Skeletal muscle tissue supports essential functions, e.g. breathing, swallowing and limb movement. Strategies to improve muscle function were historically tested in non-human animal models, but in recent years, there is a shift to enlisting microphysiological tissue systems to assess therapeutic efficacy in the context of a human cell assay. To date, all available 3D culture systems to produce skeletal muscle microtissues for testing putative therapies are based on polydimethylsiloxane (PDMS) molds bearing the consequence of immense chemical absorbance of any kind of proteins, thus altering the direct environment of the tissue under study. A downside of PDMS is that poor optical properties and the required relatively large material thickness prevent the use of high numerical aperture objectives which would be required to enable high resolution microscopy and thus make modern 3D microscopy methods like confocal and spinning disk microscopy on living tissue impossible.
A German university now offers an improved culture platform. This platform for cultivating tissue, in particular functional muscle tissue, may be used for high resolution imaging, precise drug screenings, diagnosis and serum-free media cultivation. This is due to the geometrically inverted approach of the culture platform. It allows real-time high resolution imaging while still relying on self-organization of the microtissue around the tips of thin posts which are preferably made of polymethylmethacrylate (PMMA) and which extend downwards into the culture chamber from the top of the culture chamber. The posts allow for an accurate quantification of global forces via detection of post deflection.
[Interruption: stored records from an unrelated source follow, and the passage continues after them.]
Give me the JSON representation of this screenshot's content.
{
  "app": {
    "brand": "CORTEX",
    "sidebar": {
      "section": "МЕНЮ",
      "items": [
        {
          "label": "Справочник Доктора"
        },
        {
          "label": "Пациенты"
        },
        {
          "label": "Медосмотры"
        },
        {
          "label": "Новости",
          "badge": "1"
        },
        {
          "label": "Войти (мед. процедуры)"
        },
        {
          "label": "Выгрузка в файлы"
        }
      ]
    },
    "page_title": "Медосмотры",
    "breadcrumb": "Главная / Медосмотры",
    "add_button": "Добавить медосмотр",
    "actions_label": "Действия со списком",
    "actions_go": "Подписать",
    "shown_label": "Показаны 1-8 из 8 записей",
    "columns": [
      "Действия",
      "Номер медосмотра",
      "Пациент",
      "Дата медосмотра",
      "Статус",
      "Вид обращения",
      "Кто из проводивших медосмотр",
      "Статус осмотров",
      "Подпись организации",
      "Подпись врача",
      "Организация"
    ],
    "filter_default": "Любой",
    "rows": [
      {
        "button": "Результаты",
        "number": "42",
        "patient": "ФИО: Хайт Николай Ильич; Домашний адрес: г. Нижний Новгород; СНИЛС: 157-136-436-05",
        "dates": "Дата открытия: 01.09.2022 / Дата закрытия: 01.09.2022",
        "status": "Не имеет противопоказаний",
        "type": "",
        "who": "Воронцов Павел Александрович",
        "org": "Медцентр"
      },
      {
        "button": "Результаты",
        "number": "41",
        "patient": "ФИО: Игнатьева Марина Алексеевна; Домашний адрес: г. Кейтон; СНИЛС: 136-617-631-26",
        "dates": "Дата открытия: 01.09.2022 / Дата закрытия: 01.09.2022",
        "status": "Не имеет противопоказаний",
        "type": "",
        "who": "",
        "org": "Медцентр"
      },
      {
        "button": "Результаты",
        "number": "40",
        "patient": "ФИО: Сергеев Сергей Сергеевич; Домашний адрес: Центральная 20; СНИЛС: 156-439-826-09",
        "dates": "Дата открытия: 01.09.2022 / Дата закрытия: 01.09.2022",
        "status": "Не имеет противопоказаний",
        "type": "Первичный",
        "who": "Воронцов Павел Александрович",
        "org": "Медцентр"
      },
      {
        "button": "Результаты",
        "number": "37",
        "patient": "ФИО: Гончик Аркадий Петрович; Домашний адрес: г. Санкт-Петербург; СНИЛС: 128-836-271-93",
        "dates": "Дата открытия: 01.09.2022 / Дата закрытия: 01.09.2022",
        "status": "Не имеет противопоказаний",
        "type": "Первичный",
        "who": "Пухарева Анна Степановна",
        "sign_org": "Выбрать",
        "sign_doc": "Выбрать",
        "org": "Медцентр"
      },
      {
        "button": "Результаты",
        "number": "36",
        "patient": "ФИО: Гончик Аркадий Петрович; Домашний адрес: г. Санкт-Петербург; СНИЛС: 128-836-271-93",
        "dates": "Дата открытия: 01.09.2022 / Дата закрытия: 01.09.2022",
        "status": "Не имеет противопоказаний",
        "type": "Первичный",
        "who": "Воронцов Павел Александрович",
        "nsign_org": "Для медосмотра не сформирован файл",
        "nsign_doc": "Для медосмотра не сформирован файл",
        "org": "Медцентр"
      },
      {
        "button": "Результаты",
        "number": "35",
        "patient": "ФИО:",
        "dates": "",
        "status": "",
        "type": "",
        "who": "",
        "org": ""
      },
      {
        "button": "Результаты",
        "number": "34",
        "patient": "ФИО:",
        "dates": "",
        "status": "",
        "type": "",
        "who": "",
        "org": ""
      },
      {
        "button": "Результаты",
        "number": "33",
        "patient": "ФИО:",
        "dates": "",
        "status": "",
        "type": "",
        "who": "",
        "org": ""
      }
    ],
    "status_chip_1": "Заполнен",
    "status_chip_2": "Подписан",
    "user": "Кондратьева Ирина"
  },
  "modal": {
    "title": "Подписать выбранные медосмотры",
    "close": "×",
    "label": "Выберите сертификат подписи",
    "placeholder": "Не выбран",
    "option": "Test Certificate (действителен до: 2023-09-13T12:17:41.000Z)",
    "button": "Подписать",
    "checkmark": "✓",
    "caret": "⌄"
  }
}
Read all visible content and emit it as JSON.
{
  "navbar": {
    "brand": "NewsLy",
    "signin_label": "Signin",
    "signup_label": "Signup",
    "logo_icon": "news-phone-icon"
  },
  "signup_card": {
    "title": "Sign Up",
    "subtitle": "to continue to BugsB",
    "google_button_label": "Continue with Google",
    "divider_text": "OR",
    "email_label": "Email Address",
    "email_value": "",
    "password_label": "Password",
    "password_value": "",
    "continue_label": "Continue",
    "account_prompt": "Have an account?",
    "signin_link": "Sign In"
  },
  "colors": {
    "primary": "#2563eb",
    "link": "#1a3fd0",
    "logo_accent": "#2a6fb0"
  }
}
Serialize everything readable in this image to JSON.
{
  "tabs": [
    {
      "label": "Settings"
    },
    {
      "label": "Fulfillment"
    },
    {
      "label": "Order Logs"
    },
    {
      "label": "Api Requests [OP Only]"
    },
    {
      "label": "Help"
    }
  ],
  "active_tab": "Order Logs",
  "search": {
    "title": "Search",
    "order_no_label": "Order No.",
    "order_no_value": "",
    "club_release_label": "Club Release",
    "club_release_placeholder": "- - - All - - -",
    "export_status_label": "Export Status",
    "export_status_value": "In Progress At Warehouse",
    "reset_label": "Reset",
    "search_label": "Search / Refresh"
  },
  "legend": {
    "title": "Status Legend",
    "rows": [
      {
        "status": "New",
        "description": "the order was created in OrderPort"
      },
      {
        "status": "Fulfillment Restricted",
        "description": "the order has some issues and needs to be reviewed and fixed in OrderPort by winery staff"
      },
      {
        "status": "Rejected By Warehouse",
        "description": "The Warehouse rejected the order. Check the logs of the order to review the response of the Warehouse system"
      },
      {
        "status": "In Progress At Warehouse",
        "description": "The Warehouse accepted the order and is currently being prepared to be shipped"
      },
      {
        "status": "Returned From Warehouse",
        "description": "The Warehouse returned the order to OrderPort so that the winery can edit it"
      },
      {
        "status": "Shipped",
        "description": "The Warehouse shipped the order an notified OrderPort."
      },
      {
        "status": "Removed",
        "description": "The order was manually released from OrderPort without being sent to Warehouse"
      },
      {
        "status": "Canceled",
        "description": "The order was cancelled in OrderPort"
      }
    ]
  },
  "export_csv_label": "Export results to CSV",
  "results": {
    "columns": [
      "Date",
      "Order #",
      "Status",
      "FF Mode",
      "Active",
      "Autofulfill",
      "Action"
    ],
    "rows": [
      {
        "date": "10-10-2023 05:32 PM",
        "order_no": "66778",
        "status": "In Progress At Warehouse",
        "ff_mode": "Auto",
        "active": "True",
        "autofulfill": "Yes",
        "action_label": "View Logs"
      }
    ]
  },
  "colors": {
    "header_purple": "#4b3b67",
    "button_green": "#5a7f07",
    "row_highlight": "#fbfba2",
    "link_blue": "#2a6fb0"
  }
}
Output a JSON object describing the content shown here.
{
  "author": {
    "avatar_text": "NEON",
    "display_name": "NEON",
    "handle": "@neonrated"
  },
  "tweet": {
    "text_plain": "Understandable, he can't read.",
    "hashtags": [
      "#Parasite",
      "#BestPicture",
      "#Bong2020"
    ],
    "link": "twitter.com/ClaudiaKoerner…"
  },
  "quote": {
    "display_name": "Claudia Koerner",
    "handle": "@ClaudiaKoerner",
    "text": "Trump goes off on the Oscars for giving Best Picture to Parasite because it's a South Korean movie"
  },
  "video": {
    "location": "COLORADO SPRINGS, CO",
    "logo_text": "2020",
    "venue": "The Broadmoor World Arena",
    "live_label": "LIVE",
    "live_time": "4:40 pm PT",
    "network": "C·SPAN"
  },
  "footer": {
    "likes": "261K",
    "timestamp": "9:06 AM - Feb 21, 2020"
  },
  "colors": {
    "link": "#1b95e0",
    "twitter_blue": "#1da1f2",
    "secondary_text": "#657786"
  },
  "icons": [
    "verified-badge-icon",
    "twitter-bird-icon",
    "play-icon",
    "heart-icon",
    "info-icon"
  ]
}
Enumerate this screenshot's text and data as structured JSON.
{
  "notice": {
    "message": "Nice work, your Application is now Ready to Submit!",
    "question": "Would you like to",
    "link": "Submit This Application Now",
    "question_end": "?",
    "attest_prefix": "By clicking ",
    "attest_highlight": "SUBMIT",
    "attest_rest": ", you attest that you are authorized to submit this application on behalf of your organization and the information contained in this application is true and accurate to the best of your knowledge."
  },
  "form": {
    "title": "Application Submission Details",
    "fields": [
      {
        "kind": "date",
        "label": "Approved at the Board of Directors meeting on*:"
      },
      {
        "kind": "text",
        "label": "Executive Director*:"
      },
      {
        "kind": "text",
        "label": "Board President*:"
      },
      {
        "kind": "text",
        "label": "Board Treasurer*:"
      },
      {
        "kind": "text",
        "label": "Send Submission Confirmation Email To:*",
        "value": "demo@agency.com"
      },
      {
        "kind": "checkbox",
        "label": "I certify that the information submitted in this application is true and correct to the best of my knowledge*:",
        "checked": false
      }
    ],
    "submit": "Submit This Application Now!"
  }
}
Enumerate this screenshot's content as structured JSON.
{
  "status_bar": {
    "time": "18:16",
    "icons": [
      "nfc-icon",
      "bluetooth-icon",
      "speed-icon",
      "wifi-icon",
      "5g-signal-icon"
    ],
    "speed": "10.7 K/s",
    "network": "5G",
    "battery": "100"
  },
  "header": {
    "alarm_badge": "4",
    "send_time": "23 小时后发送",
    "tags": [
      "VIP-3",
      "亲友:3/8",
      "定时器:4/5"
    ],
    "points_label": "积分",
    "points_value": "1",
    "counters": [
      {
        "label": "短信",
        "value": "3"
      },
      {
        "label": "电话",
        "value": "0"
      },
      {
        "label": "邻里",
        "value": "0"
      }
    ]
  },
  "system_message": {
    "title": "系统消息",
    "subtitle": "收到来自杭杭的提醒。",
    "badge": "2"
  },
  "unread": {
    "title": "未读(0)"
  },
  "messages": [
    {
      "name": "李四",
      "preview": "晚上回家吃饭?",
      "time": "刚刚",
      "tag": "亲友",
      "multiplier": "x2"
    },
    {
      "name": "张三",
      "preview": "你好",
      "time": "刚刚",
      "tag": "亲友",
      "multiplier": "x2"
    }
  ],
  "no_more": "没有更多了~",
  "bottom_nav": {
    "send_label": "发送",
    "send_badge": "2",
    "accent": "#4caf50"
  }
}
The university offers license agreements to industrial partners that are active in cell culture accessories and have an interest in implementing the invention and bringing it to the market.